Japan Geoscience Union Meeting 2018

Presentation information

[JJ] Oral

A (Atmospheric and Hydrospheric Sciences) » A-CC Cryospheric Sciences & Cold District Environment

[A-CC29] Ice cores and paleoenvironmental modeling

Tue. May 22, 2018 9:00 AM - 10:30 AM 201A (2F International Conference Hall, Makuhari Messe)

convener:Ryu Uemura(University of the Ryukyus), Kenji Kawamura(National Institute of Polar Research, Research Organization of Information and Systems), Ayako Abe-Ouchi(東京大学大気海洋研究所, 共同), Nozomu Takeuchi(Chiba University), Chairperson:Takeuchi Nozomu(千葉大学), Hattori Shohei(東工大)

10:15 AM - 10:30 AM

[ACC29-06] Variation in chemical form of aerosol deposited around southeastern Greenland in spring season during 1960-2015.

*Takuto Ando1, Yoshinori Iizuka2, Hiroshi Ohno3, Shin Sugiyama2 (1.Arctic Research Center, Hokkaido University, 2.Institute of Low Temperature Science, Hokkaido University, 3.Kitami Institute of Technology)

Keywords:Greenland, ice core, aerosol, micro-Raman

The Arctic including the Greenland ice sheet is one of the most sensitive areas for future warming. Tendency of cloud condensation nuclei (CCN) formation, which is an important factor of radiative forcing, differs depending on chemical forms of aerosol. However, detailed transportation process of these aerosols in the past from the Northern Hemisphere to the Greenland ice sheet is still unknown. Ice cores are suitable to evaluate changes in aerosol composition because past water-soluble inclusions are preserved. Thus, chemical form of aerosol in ice core samples is important to reveal radiative forcing change in the past and future. Seasonal change of δ18O is recognized from southeastern dome in Greenland (SE-Dome) ice core samples collected in 2015 due to extremely high accumulation rate (~1 m/yr.; Furukawa et al., 2017). In addition, the decadal trend of NO3 flux in these samples differs from the decreasing trend of anthropogenic NOx emissions (Iizuka et al., 2017). In this study, we focused on water-soluble inclusions in the spring samples of SE-Dome core and identified their chemical form by using micro-Raman spectroscopy.

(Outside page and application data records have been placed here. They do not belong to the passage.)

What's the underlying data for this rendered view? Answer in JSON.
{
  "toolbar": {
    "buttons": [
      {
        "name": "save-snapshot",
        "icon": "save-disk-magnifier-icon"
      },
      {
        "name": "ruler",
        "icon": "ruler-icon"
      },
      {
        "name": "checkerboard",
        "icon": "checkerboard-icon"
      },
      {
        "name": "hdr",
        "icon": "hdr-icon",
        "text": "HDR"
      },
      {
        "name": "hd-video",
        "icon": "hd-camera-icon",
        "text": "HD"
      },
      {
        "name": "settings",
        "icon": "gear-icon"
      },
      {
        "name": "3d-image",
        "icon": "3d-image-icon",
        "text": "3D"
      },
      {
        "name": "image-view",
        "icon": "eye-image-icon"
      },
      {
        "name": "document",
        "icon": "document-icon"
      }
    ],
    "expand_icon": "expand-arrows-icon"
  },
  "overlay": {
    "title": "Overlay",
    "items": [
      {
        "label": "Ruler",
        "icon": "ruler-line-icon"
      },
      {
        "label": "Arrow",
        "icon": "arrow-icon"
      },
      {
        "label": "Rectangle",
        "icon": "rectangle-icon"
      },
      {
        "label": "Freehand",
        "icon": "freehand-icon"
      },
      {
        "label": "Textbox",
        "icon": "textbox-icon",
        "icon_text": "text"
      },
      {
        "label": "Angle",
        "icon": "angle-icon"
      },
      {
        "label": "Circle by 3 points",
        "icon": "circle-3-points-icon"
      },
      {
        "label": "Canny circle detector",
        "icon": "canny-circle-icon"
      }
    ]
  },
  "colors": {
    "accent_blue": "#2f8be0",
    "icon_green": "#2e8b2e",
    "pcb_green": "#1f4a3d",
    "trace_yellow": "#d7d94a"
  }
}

The ice samples were sublimated on Ni sheets in a clean booth under −22 degrees Celsius, and residual inclusions were analyzed. We analyzed 100 particles from spring samples. We identified CaSO4, Na2SO4, (NH4)2SO4, NaNO3, NH4NO3 and CaCO3 by Raman spectra. Sulfate/nitrate ratios gradually increase with depth direction. This trend is consistent with the decreasing trend of sulfate ion concentration (Iizuka et al., 2017). Moreover, (NH4)2SO4 is the major chemical form in the samples characterized by higher sulfate/nitrate ratios. Our back trajectory analyses using Hysplit suggest the air mass contribution from EU was higher during 60’s and 70’s. This higher contribution is possibly related to negative North Atlantic Oscillation (NAO-; Sodemann et al., 2008). From these results, we suggest that anthropogenic emission in EU before 70’s increased (NH4)2SO4 and sulfate depositions in SE Greenland. In contrast, sodium salts (Na2SO4 and NaNO3) decrease with depth direction. Atlantic Multidecadal Oscillation (AMO) changed from negative to positive after late 90’s. Sea salt emission in the North Atlantic around Greenland increases with SST during AMO+ (Li et al., 2015). We presumed that constant transportation of NaNO3 under AMO+ after late 90’s possibly maintained higher nitrate ions in the SE samples regardless of decreasing of anthropogenic NOx emissions.